** Opening Task data block **
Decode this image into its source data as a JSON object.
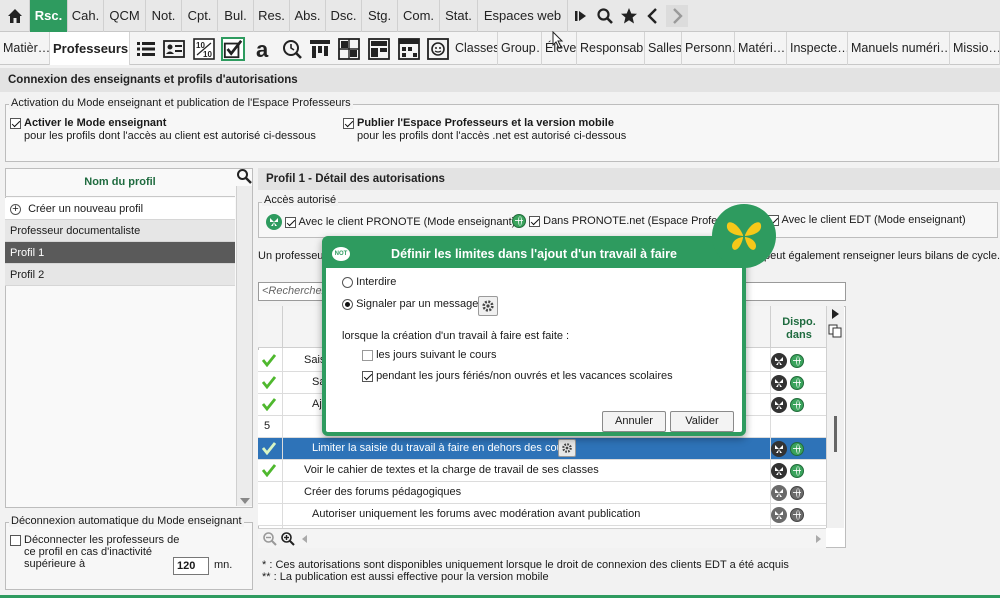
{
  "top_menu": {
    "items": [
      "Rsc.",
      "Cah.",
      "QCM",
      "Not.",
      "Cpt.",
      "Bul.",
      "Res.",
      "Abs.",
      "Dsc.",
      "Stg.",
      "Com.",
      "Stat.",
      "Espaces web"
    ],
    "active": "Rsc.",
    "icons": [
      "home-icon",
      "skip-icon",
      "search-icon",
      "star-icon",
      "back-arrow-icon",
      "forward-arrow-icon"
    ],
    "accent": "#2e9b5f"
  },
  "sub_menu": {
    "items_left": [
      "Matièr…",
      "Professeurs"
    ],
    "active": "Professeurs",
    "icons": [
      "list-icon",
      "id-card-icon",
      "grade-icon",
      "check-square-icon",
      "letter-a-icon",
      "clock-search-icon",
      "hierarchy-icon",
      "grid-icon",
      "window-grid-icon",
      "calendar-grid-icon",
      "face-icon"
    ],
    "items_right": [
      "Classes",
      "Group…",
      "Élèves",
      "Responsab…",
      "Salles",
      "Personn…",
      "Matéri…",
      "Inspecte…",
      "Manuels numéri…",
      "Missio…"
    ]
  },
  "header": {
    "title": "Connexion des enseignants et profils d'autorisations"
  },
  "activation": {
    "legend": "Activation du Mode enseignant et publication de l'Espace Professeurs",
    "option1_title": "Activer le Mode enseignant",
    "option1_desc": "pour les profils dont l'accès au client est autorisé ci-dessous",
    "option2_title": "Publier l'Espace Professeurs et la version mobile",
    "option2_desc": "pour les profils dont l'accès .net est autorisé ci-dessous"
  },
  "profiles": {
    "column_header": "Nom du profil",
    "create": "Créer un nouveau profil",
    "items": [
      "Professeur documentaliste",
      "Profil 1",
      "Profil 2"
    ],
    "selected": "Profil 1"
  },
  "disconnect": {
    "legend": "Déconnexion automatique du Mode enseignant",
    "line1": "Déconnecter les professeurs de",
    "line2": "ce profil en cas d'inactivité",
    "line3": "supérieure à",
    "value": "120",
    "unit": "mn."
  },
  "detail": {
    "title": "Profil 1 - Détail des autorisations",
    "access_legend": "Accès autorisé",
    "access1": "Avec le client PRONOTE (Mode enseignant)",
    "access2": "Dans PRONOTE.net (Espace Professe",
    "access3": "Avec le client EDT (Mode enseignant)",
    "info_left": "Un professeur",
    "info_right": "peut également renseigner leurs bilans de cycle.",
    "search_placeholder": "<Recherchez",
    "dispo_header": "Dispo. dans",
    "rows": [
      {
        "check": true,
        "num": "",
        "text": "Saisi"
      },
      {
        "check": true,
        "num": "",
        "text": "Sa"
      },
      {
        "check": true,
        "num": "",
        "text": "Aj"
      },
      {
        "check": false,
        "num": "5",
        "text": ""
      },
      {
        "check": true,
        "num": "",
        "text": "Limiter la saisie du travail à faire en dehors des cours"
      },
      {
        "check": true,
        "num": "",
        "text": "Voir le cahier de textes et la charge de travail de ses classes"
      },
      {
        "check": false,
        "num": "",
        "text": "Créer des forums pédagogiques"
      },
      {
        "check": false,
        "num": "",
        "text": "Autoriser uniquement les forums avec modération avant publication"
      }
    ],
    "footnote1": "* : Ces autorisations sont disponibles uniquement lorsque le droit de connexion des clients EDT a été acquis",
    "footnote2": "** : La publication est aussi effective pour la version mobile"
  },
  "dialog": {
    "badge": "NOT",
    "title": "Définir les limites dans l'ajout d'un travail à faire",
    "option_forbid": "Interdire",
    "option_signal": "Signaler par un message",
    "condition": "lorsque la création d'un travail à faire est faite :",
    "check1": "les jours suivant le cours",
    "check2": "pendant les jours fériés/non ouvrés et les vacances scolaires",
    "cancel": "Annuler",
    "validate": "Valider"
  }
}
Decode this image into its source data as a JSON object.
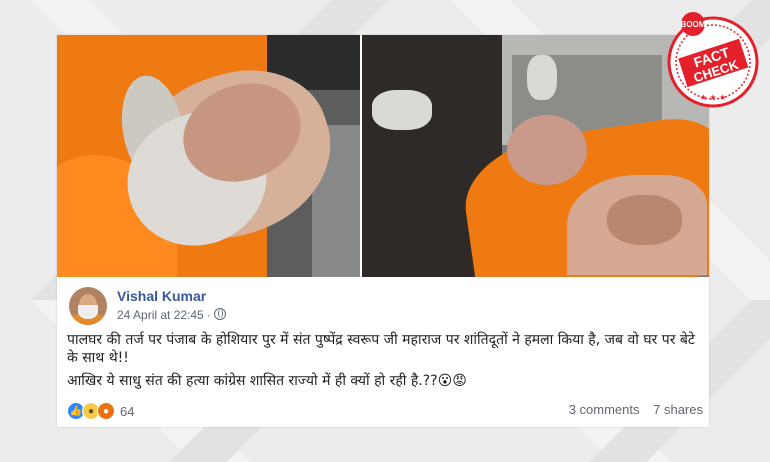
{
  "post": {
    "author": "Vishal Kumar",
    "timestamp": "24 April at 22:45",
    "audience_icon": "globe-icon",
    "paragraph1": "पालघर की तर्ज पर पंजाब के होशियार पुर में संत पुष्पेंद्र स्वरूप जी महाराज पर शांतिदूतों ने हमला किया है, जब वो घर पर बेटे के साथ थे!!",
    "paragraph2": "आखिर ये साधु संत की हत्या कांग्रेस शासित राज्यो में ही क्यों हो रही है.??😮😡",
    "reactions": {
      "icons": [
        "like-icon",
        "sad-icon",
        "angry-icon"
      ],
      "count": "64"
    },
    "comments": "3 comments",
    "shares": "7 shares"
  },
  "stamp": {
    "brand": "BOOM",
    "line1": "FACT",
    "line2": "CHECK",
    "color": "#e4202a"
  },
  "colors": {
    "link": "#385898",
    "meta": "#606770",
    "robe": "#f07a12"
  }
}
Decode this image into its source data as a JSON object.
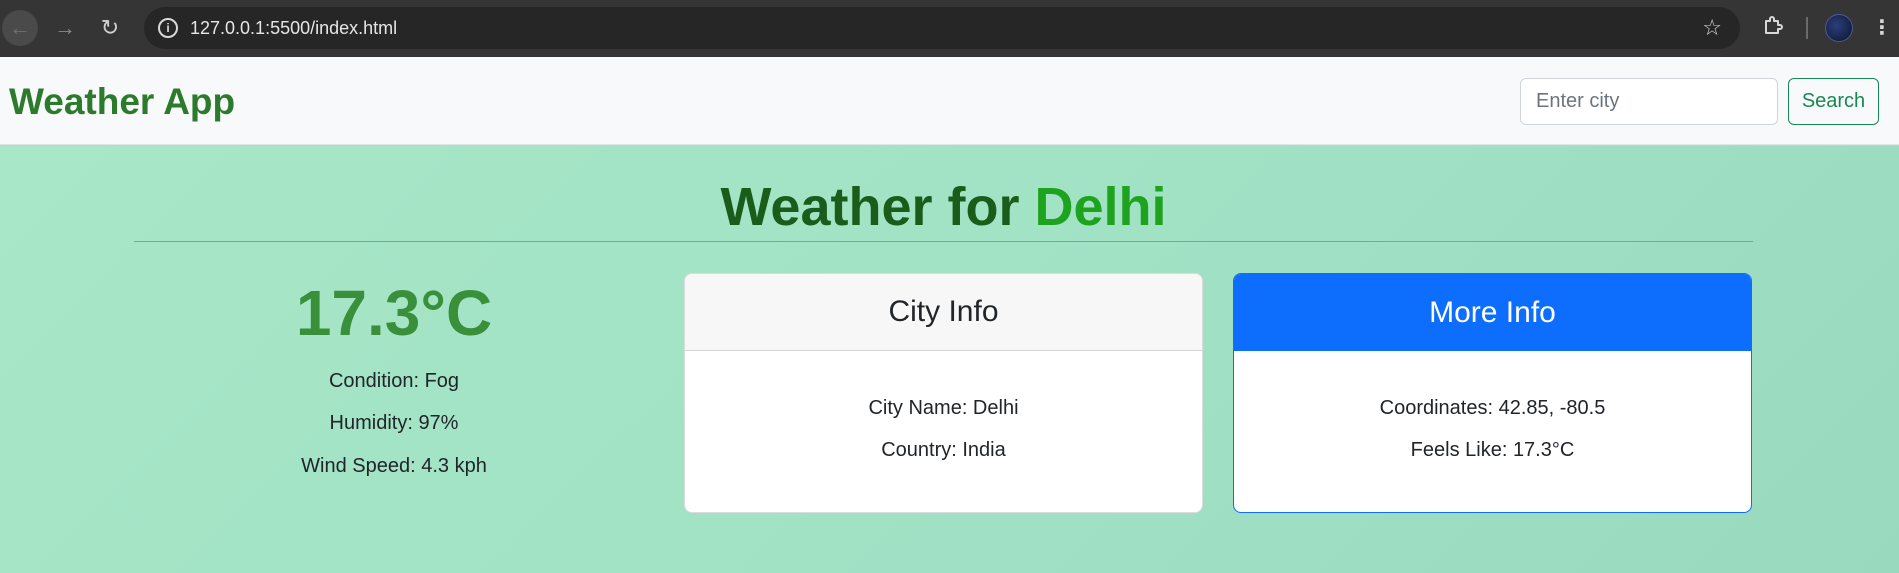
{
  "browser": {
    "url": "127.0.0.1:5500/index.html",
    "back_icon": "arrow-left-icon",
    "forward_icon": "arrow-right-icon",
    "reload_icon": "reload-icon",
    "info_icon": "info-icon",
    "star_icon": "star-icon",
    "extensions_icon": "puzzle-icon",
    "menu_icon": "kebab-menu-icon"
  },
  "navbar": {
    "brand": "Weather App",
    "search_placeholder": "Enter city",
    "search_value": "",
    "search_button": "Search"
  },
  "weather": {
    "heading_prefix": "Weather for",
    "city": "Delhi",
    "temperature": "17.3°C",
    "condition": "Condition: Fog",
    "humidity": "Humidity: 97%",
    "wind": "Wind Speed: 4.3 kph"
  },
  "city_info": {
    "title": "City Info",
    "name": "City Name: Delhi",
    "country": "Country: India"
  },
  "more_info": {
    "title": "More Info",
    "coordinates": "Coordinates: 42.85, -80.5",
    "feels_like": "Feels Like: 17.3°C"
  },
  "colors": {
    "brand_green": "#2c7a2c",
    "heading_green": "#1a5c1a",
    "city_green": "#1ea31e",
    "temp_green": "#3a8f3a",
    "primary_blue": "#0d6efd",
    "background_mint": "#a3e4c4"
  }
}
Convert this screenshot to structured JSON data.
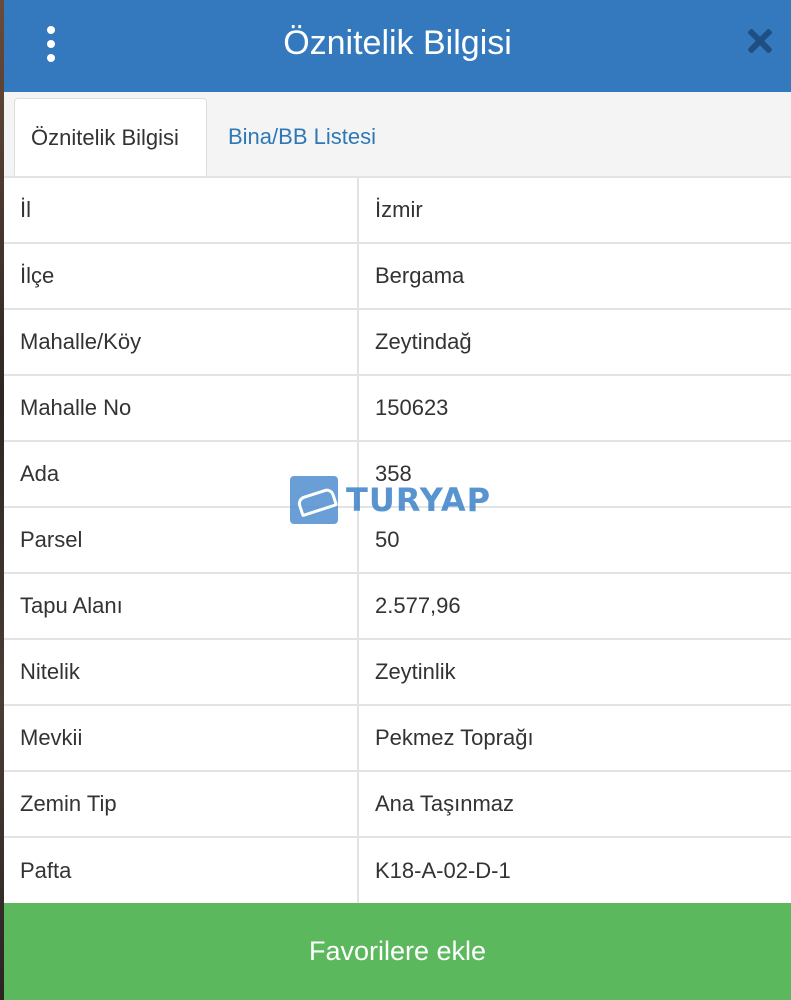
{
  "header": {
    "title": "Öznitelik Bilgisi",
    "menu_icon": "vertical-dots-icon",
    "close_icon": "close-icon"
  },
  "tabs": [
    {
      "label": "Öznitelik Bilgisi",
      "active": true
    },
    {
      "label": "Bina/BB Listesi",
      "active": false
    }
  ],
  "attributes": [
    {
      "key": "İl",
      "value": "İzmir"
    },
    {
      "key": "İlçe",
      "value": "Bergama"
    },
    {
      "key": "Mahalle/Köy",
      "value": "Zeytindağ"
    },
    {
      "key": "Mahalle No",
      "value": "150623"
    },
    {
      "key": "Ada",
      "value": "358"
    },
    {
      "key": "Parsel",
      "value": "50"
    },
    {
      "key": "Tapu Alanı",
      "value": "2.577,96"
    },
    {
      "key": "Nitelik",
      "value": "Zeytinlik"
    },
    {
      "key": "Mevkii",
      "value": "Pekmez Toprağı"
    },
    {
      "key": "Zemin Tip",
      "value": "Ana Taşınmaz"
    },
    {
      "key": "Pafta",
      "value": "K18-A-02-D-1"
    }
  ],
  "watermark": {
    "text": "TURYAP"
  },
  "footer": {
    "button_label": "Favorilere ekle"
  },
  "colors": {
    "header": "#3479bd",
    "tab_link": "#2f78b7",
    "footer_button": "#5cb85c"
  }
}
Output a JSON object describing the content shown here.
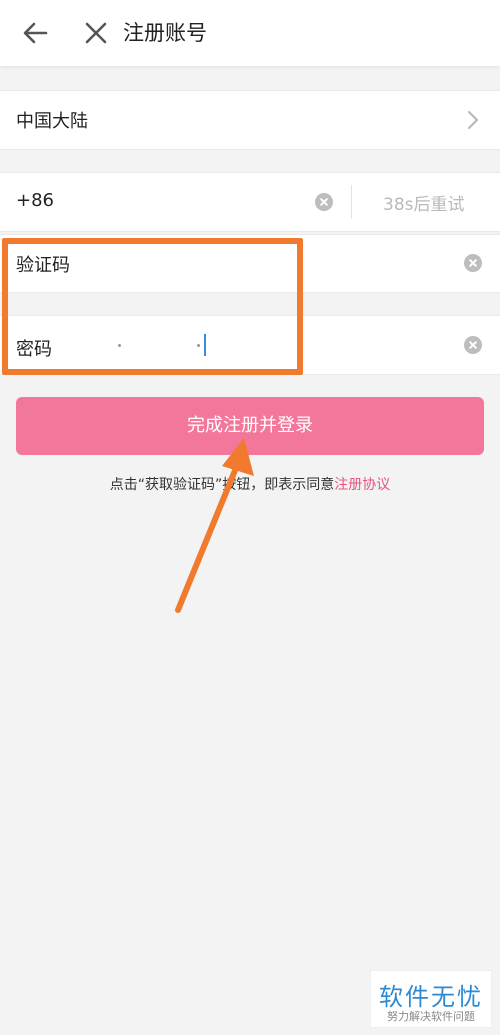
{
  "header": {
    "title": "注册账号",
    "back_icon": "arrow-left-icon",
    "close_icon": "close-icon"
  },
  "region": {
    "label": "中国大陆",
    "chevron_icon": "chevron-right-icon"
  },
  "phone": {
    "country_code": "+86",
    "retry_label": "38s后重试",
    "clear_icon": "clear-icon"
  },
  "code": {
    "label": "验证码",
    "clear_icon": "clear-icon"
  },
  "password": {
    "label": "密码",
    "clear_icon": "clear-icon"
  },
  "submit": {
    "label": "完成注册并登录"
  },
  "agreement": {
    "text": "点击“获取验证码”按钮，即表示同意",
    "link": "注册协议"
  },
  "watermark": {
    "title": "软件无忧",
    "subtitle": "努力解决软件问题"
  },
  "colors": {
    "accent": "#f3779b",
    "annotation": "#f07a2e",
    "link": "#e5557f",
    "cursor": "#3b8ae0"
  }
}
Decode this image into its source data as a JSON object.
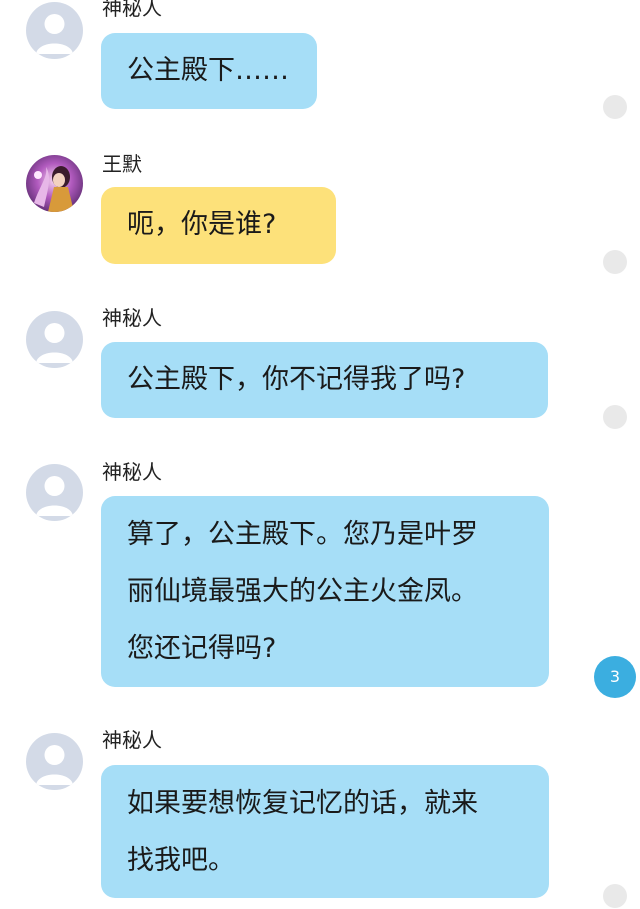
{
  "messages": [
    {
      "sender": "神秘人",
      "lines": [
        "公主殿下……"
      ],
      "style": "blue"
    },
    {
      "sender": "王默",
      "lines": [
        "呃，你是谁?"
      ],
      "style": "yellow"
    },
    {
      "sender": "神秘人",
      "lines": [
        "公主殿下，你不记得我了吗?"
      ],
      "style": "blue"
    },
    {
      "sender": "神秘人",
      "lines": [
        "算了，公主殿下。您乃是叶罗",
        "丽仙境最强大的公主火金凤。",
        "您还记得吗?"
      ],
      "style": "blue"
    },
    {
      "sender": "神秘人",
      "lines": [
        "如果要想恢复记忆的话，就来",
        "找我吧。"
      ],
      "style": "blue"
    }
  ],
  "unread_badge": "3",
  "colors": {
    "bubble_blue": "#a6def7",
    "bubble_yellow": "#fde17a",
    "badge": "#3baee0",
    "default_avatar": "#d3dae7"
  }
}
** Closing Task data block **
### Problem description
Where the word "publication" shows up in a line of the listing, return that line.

### Solution
    "legend": "Activation du Mode enseignant et publication de l'Espace Professeurs",
        "text": "Autoriser uniquement les forums avec modération avant publication"
    "footnote2": "** : La publication est aussi effective pour la version mobile"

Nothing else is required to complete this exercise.